People might counter that Hillary Clinton is guilty by association regarding her husband’s abuse of power with Monica Lewinsky. I would say that lots of women have stayed married to men who did something they were mortified and heartbroken by, just like that Chef’s wife. Or perhaps one might say that several Presidents had “side chicks” and were considered playboys.  I would say precedence does not equal justice. In this specific case we are talking about sexual violence. The whole world heard him say he “doesn’t even wait” for consent. There were two men on that tape. One lost his job with Access Hollywood but the other was elected President? Just imagine for a moment if we had heard Hillary Clinton say she likes to dehumanize men and do something to their testicles. Imagine that.

I know people who feel forced to vote republican because of abortion (and although I am pro-choice, I truly can understand the pro life perspective). But in the case of this election,  I would like to know who is going to protect my already-born baby girls’ rights from men who abuse their power if this is the example we put forth in a so called victory for Christianity? This man could not be farther from the Christ-like behavior I was taught. Our country has just condoned and enabled, or at the very least minimized sexual violence and put a champion of it in office. Locker room talk has real consequences on the bodies of women like my growing girls, and I’m so furious I can barely see straight.

My dear daughters, at some point in the future you are probably going to read this. If anything even remotely close to what happened to me in college happens to you I want you to be more brave than I was. Scream it from the mountain tops and tell the world what a disgusting, pathetic excuse of a person ANY ONE is if they humiliate you for their own pleasure.
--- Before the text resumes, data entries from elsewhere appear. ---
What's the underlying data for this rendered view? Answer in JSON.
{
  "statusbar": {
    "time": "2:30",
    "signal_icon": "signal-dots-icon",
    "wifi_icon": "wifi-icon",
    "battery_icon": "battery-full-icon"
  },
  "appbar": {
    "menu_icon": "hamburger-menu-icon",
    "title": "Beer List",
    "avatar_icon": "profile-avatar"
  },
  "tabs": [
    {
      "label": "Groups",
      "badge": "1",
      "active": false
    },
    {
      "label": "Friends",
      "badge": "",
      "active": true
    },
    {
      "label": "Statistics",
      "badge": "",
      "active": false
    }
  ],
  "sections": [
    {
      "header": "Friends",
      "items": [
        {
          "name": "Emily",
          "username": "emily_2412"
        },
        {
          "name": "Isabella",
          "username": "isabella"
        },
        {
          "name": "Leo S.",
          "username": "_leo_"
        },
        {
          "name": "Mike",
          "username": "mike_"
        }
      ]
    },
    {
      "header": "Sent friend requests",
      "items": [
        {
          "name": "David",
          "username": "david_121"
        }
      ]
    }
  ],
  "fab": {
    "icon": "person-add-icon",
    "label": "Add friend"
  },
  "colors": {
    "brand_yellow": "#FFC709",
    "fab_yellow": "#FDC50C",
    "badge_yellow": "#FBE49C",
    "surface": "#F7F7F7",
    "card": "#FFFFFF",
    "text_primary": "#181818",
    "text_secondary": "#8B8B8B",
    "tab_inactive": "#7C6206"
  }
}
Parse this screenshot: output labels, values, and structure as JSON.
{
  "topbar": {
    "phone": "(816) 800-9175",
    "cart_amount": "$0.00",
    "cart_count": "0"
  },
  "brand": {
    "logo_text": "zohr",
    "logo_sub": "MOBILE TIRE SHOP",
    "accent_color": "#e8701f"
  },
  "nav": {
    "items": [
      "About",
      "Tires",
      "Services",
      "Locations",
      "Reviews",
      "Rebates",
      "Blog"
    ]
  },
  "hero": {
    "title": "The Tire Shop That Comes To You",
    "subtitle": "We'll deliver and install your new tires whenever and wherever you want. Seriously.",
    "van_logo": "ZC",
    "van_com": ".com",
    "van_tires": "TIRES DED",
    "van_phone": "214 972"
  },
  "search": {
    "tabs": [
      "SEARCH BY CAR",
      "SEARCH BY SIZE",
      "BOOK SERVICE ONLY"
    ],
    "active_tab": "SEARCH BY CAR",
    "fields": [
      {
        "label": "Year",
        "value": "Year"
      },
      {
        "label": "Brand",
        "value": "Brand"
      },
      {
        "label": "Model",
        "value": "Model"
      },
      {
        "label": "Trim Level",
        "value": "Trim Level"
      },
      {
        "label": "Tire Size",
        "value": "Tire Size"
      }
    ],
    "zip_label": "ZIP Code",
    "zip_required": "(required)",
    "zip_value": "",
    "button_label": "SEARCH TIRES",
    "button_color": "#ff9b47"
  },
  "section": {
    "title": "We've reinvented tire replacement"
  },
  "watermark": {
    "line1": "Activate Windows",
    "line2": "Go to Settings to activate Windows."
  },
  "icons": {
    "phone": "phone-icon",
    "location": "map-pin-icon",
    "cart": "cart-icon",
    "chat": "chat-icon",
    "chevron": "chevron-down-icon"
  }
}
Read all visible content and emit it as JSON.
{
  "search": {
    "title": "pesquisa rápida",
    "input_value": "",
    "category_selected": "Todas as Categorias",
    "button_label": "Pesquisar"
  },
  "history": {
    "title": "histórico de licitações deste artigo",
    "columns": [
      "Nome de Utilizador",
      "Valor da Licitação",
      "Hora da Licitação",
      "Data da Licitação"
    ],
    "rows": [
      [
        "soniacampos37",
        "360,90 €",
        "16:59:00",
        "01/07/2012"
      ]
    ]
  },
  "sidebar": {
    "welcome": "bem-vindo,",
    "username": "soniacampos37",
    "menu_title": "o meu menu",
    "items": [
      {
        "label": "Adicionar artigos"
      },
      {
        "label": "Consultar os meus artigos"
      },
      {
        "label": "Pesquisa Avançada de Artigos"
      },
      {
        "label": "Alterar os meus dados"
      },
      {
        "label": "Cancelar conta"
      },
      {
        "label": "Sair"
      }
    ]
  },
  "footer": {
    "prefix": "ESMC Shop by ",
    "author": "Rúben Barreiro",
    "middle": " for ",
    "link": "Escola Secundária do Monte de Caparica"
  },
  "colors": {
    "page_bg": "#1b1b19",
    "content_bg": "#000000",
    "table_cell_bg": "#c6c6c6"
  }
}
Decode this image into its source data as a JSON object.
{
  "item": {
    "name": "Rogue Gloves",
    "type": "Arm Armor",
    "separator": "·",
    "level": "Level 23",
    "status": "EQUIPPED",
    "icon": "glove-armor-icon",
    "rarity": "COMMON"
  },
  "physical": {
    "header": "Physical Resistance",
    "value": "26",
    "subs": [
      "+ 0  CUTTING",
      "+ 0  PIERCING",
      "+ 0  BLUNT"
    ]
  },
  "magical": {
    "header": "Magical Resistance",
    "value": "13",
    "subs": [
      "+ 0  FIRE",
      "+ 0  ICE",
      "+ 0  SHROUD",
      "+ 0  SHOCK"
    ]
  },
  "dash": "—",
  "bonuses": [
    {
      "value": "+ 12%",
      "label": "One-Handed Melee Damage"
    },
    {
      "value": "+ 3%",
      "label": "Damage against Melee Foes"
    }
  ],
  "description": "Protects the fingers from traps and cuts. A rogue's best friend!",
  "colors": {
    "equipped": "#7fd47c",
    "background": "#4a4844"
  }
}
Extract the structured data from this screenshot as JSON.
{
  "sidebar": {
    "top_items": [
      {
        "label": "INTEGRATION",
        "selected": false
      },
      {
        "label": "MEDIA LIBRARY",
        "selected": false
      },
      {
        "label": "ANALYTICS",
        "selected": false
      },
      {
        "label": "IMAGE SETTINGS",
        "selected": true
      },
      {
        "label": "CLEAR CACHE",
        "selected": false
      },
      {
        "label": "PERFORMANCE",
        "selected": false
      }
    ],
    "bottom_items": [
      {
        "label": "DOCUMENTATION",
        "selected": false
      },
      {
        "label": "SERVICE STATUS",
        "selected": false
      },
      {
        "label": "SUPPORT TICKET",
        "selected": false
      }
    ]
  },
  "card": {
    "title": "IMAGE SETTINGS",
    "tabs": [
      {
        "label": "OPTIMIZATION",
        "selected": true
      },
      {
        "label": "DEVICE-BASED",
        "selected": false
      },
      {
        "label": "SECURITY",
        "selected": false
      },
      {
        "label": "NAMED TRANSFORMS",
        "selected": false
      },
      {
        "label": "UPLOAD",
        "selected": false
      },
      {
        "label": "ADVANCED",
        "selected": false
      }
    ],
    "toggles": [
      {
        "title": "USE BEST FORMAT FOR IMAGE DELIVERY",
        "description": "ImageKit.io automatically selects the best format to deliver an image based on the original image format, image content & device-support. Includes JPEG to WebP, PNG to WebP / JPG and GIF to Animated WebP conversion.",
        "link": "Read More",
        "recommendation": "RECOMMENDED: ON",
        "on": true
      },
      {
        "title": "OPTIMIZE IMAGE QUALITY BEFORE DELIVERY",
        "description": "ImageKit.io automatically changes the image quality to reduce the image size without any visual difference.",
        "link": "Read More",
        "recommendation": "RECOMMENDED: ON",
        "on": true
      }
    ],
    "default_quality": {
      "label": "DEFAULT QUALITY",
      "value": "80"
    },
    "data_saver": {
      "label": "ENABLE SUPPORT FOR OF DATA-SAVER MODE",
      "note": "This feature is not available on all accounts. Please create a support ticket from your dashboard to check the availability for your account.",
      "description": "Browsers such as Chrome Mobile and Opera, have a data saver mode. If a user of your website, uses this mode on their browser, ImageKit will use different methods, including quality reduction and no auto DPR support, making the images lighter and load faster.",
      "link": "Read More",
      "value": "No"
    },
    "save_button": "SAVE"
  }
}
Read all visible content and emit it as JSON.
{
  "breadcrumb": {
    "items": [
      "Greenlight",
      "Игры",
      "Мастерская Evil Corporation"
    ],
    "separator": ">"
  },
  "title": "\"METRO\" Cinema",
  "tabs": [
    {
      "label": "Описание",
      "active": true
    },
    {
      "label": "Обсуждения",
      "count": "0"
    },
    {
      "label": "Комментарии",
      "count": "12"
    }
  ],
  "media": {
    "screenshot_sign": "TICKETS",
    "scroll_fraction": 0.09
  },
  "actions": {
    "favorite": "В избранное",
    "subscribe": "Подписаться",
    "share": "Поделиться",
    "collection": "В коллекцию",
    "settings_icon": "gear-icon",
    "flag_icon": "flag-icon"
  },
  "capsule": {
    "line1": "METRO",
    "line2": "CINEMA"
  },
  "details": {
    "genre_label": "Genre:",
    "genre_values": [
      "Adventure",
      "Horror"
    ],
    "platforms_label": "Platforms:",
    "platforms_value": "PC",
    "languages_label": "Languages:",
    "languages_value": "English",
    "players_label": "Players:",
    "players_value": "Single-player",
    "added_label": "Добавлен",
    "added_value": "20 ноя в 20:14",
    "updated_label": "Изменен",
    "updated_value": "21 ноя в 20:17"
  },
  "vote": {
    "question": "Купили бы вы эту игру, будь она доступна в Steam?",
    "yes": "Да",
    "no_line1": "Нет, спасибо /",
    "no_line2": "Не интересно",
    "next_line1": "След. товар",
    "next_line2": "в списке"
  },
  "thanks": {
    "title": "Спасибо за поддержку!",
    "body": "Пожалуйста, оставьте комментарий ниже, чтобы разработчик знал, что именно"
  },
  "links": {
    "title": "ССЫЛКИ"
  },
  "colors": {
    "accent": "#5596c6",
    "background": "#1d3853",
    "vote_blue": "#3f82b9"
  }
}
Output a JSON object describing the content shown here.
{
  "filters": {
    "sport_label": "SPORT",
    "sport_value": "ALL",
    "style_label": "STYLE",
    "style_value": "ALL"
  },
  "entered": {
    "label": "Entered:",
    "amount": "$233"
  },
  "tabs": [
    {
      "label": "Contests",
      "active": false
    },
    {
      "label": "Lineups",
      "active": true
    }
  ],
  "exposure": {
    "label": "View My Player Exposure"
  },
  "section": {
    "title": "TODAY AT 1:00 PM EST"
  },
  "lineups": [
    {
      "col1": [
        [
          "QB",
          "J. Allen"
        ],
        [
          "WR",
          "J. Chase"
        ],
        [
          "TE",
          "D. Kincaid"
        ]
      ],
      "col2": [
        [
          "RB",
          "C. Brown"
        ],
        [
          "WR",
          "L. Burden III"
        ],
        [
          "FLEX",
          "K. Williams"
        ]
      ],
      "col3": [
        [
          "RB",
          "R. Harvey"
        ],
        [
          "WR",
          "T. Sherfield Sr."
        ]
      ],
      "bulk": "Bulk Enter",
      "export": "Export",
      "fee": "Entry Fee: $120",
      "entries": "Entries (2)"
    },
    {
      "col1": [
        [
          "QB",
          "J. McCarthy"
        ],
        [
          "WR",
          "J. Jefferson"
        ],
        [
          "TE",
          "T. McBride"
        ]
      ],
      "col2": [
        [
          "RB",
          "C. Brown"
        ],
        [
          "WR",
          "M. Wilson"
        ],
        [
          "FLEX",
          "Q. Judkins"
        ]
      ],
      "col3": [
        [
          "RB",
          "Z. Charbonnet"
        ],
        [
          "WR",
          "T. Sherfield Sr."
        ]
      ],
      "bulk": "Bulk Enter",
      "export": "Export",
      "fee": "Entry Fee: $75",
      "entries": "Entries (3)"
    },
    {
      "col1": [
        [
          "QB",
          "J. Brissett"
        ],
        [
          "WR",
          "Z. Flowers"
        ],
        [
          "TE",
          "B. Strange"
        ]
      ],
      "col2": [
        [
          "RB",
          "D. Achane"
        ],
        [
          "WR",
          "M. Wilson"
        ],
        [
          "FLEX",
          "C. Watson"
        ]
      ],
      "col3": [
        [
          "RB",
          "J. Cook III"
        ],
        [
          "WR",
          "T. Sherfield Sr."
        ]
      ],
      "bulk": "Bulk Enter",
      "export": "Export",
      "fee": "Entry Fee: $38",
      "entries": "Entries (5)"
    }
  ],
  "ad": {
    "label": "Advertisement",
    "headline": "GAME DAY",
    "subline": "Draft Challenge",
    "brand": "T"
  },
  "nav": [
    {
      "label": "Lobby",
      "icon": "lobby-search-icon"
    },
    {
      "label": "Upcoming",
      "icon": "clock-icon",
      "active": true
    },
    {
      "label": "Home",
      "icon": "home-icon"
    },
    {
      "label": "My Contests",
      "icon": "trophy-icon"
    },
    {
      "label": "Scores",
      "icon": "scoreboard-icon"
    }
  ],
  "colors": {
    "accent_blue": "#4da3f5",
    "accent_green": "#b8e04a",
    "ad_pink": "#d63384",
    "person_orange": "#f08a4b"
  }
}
Even if they are your boss. Even if they are the President. I promise you will gain so much more than you will lose.